* [DESCRIPTION OF THE TASK]
Copy each line of the records that holds the string "AcceptOutOfBalance".

* [DATA FOR THE TASK]

Start of Block

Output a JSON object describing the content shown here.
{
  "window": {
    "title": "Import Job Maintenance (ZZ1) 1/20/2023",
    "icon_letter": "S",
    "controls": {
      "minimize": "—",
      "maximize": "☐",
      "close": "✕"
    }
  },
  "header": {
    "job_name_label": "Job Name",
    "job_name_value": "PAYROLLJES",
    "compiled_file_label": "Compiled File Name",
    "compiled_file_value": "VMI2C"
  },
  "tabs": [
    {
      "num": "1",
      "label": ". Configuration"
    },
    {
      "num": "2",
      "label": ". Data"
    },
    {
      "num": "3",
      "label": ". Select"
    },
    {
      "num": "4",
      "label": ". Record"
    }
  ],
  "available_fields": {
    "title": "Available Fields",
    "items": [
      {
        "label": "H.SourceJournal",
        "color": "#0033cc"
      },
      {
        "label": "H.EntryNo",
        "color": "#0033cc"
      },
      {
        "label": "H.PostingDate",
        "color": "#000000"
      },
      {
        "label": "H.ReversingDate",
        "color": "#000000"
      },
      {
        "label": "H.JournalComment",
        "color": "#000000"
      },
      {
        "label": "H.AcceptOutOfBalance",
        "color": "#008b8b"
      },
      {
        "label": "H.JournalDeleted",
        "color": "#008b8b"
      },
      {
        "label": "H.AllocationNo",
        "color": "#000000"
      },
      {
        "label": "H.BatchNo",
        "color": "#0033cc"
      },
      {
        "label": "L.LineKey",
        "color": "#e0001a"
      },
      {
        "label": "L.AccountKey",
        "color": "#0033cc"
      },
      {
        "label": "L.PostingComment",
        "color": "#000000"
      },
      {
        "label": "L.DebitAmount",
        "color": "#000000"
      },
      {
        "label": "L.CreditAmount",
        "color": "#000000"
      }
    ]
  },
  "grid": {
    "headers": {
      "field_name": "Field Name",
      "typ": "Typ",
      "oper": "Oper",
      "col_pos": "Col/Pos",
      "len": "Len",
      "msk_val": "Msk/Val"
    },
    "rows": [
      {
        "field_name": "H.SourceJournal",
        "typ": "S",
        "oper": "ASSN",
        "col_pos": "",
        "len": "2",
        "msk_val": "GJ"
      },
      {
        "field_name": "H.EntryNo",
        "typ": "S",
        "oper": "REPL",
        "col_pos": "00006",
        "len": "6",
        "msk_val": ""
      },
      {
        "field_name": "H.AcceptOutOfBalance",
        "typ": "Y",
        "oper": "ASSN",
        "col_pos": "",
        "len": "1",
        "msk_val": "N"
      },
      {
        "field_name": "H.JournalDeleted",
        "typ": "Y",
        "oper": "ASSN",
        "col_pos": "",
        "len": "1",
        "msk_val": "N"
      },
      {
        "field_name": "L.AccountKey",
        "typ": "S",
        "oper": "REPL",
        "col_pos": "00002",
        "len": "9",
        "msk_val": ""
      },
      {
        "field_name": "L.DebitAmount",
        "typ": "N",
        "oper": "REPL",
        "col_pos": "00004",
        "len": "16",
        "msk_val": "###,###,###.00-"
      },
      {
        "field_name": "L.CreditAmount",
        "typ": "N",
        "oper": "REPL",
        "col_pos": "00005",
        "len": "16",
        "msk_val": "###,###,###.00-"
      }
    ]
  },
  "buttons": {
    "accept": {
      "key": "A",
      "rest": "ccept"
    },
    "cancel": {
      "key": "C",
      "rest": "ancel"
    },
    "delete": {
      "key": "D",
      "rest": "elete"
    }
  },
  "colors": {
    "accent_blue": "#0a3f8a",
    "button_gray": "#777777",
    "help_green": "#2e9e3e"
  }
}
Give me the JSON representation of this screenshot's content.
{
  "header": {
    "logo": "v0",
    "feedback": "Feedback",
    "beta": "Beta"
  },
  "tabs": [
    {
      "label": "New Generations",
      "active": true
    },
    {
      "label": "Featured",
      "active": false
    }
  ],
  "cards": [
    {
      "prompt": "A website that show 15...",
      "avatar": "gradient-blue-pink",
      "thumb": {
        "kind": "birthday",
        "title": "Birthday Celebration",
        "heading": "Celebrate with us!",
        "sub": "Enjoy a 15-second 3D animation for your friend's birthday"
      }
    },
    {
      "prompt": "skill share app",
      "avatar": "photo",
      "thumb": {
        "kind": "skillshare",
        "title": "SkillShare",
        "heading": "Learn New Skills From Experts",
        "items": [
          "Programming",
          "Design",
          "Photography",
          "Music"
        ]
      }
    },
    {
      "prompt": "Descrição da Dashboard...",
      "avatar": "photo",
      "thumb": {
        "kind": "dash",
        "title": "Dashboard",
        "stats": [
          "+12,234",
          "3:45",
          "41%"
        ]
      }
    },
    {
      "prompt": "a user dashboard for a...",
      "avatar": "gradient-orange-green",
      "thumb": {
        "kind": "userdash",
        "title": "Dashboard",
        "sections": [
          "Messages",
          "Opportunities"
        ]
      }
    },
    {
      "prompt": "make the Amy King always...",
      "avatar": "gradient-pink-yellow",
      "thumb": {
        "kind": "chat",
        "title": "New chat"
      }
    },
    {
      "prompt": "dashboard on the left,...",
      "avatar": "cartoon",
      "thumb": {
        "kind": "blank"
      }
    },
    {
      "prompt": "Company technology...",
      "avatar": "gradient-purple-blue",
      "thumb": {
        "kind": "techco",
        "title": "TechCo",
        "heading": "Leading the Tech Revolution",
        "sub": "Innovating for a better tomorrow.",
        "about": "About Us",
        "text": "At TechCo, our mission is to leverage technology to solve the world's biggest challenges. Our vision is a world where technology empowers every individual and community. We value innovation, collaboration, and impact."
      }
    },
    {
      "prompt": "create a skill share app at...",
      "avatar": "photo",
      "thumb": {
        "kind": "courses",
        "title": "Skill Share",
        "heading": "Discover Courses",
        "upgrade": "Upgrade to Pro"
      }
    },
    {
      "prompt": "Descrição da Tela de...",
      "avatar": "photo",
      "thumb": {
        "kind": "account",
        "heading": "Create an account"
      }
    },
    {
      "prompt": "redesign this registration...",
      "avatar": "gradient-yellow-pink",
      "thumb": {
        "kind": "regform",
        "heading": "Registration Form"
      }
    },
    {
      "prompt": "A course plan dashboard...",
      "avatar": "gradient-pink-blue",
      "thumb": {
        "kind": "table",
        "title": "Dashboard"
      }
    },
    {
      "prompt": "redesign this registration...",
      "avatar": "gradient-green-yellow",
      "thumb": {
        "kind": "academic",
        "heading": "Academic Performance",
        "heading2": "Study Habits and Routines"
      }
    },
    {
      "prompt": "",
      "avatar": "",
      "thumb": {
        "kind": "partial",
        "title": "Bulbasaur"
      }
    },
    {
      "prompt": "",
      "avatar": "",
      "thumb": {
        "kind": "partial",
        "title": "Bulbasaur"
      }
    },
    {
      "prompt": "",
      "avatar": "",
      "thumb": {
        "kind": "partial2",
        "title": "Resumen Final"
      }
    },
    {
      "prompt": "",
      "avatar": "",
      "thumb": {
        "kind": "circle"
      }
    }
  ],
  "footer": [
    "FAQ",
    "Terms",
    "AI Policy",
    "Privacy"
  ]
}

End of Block

* [SOLUTION BELOW]
        "label": "H.AcceptOutOfBalance",
        "field_name": "H.AcceptOutOfBalance",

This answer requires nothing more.